Are you drinking too much?

| 04 Apr 2018 | 01:21

America has a drinking problem, and it's only getting worse.
According to a 2015 report by the National Institutes of Health, nearly one-third of American adults at some point in their life have alcohol abuse disorder, but only 20 percent seek treatment.
“What’s really alarming is that the intensity of drinking is dramatically increasing,” says George Koob, PhD, director of the National Institute on Alcohol and Alcoholism, an NIH agency that supported the study. “We’re seeing a 5 percent increase — that’s roughly a million more people than 10 years ago—who are knocking back more than 5, 8 or 10 drinks in one sitting.”
The following warning signs may indicate alcohol abuse:
Hiding alcohol — You hide your drinking from your peers, coworkers, friends, or family. If you hide your alcohol in a secret stash so that you’re able to drink, or drink greater quantities, you might have a problem.
Binge drinking — According to the Centers for Disease Control, binge drinking occurs when a certain number of drinks are consumed within two hours. For men this generally equates to five or more drinks, and for women, four or more.
Engaging in risky behaviors — Alcohol can decrease your judgement, ability to reason, and your sense of inhibition. As these things falter, and as a person consumes more alcohol, they may be apt to engage in behaviors that they wouldn’t otherwise consider, including, driving recklessly, taking part in unsafe sexual practices, or operating heavy machinery.
Driving under the influence — This risky behavior deserves a question of its own. Have you ever gotten behind the wheel of a car after drinking beyond the legal limit? This not only jeopardizes your safety, but that of those around you, including any passengers, pedestrians, or occupants of other vehicles you might encounter along the way.

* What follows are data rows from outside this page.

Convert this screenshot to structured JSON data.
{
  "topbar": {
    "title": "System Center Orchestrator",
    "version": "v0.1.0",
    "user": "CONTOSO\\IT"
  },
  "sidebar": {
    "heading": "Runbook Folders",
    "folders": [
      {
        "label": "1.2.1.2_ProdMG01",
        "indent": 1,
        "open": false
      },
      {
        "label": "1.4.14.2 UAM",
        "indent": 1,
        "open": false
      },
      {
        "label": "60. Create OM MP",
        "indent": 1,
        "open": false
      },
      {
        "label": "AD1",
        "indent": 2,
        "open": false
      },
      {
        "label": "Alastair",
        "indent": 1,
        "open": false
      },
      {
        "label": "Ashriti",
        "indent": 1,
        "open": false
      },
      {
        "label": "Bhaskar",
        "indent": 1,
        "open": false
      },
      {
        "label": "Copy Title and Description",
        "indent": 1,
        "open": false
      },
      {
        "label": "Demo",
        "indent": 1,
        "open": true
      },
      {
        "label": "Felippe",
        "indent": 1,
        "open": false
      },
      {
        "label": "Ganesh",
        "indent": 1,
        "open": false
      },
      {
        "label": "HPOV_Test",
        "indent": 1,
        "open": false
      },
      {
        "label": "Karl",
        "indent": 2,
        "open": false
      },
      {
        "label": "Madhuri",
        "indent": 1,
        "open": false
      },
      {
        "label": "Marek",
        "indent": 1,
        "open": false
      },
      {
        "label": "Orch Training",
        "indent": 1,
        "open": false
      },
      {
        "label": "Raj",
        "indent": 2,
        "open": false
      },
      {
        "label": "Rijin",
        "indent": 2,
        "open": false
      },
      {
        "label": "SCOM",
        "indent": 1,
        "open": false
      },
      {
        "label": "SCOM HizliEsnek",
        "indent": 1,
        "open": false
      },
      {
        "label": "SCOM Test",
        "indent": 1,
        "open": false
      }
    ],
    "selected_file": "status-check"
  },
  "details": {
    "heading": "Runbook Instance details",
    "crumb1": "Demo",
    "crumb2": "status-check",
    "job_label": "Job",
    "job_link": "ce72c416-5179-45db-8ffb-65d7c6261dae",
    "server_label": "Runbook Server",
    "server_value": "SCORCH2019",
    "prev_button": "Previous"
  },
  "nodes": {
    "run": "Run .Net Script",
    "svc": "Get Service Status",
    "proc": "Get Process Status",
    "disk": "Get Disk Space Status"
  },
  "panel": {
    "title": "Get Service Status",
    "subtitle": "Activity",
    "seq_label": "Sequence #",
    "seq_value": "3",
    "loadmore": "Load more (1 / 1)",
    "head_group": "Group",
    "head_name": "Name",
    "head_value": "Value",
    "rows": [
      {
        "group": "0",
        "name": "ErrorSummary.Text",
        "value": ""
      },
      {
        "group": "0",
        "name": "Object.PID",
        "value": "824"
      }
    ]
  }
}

Blacking out — Have you ever spent a night drinking only to wake up the next day and not remember events from the night prior? Have you had to resort to asking someone what happened, and still found that you don’t remember? Heavy drinking can impact a person’s cognitive functioning to the extent that they have significant memory lapses.

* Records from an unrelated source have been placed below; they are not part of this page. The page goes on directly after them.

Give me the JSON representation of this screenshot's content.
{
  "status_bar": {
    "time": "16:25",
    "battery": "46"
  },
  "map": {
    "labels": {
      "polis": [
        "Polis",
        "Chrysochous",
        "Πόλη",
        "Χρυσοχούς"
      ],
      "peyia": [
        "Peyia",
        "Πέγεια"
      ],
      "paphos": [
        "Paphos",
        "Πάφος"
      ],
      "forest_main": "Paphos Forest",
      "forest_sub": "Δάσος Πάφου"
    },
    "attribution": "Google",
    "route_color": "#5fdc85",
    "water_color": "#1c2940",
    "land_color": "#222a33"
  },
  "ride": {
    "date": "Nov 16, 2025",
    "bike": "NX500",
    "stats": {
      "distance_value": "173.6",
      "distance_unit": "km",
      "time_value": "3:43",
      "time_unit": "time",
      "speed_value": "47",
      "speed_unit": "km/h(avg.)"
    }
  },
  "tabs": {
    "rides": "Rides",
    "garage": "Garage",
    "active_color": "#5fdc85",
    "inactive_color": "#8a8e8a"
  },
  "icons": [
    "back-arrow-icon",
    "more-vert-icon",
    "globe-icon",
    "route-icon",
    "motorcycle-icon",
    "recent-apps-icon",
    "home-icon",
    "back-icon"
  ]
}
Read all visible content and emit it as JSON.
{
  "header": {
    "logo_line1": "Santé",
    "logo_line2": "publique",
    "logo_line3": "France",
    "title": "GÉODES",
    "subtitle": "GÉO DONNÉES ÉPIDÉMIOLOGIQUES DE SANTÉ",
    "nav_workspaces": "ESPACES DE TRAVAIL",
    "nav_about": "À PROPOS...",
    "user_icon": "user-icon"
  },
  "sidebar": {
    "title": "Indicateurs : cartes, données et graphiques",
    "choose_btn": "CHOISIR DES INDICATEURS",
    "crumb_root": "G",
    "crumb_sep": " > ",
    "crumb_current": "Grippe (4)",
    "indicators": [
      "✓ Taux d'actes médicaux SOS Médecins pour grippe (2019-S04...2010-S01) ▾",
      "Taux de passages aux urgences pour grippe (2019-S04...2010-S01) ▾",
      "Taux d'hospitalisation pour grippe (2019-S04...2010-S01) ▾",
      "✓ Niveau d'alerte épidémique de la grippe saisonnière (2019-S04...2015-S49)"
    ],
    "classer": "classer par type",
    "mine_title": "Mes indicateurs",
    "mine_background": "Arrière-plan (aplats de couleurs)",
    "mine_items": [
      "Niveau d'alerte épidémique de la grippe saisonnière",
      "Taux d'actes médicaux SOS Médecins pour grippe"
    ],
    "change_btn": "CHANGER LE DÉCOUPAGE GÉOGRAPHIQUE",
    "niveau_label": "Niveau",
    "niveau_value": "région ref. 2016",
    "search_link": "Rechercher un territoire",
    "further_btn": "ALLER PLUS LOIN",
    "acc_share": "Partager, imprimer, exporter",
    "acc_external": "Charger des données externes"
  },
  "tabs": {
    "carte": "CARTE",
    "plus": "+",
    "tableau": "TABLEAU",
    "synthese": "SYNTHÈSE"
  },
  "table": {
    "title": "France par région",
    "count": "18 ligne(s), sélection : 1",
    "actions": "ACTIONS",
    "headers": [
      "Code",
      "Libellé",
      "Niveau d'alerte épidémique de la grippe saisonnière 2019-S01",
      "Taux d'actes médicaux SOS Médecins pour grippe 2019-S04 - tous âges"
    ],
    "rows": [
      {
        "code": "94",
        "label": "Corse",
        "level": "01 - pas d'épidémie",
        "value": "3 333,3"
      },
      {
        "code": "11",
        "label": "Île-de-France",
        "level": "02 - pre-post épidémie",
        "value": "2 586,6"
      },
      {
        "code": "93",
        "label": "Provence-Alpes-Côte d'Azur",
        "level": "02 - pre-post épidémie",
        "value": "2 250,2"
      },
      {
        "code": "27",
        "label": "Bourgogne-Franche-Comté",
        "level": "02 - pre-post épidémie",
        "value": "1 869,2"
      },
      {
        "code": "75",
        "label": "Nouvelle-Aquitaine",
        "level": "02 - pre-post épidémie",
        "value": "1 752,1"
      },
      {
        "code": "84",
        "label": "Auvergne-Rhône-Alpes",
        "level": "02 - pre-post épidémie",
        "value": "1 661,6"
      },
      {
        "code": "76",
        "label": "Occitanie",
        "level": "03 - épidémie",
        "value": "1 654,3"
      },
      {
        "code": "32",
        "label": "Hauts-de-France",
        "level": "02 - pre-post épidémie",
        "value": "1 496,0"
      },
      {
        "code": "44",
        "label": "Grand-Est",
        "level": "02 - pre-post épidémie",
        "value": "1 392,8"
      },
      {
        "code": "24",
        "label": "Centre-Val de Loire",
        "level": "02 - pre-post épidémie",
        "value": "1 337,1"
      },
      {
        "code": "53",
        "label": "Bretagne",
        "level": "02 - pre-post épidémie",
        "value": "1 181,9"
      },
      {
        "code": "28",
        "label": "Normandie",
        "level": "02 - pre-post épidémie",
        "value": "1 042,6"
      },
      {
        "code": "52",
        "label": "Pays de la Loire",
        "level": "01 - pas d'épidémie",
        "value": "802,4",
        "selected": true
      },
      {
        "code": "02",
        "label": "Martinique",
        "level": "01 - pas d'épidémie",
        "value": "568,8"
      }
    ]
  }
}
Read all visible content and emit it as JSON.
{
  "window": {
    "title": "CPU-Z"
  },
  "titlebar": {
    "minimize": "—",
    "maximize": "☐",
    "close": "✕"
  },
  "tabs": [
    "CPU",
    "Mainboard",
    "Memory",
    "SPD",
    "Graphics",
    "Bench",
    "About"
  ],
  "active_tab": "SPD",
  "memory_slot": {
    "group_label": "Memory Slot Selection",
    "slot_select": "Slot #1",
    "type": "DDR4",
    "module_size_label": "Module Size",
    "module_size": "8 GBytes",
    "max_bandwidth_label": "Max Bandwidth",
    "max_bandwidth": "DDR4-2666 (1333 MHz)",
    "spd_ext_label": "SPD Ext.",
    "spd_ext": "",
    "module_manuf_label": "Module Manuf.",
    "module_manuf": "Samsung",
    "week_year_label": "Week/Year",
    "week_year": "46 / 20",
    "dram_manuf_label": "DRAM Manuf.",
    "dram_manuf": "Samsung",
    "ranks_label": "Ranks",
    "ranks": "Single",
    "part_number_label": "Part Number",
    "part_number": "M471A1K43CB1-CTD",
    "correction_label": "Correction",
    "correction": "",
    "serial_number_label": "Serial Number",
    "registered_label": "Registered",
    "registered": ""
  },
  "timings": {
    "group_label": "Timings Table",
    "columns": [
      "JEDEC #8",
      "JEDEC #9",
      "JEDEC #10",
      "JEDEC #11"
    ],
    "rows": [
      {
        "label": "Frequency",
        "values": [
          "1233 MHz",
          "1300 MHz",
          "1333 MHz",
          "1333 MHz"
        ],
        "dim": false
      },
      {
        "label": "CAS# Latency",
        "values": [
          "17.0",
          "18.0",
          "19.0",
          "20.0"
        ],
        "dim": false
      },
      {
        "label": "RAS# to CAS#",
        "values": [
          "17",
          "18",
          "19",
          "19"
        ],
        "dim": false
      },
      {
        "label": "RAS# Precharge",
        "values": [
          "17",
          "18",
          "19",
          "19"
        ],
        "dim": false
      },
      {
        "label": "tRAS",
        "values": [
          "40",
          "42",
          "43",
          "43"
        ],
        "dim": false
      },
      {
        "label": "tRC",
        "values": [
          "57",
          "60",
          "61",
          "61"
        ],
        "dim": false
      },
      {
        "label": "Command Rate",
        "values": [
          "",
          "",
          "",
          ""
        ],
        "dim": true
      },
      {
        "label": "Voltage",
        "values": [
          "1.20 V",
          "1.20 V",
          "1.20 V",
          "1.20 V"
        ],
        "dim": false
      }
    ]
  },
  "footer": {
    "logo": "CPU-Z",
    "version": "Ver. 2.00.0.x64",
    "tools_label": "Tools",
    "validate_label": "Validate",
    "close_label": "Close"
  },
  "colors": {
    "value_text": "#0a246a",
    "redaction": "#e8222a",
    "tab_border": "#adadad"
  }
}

Frequently sick after drinking — If you experience hangovers on a regular basis, it could be a sign that your alcohol use is out of control.
The hair of the dog — Have you ever found that you fixed yourself a drink when you woke up in an attempt to reduce the ill effects of drinking the night before? Or because you couldn’t imagine starting the day without numbing it a bit first? People may refer to this drink as an “eye opener,” or “hair of the dog.”
Changing interests — As a person becomes increasingly more preoccupied with alcohol, they may find little to no interest in things that previously interested them, including hobbies, family events, or community involvement.
Withdrawing from social obligations or relationships — Due to feelings of shame, or fear of being found out, or simply because a person’s thoughts continue to revolve more and more around their pursuit of drinking, a person may begin to push their friends, family, or coworkers away, and lose interest in social activities and events other than those that revolve around finding and consuming alcohol.
Drinking to cope — If you encounter yourself drinking as a way to combat stress, troubles within your life, or symptoms of mental health disorders, this is a worrisome behavior.
Developing a tolerance — Does it take more alcohol to create the same desired effects than previously achieved from a smaller amount? This is due to your body developing a physical dependency on the alcohol.
Financial difficulties — Experiencing financial troubles due to your pursuit of alcohol can be a major warning sign that trouble is on the rise. If you find that you are spending money that you don’t have on alcohol, or money that should be put towards your mortgage, utilities, food, or any other financial obligations, there is cause for concern.
People become concerned — If your friends, family members, or coworkers have approached you about your drinking habits, the way you behave when your drink, and/or how your drinking affects them, your drinking may be out of control.
Don't go it aloneA person may experience symptoms of withdrawal if they suddenly stop drinking, such as shaking, sweating, anxiety, sleep disruption, fatigue, and fast heartbeat. Addicted people should gradually taper off the amount of alcohol they consume while under medical supervision.
If you or a loved one suffers from an alcohol addiction, you don’t have to journey towards sobriety alone. There are many alcohol rehab programs across the country that can help you find individualized care that can assist you towards finding sobriety.
For resources on alcohol addiction, visit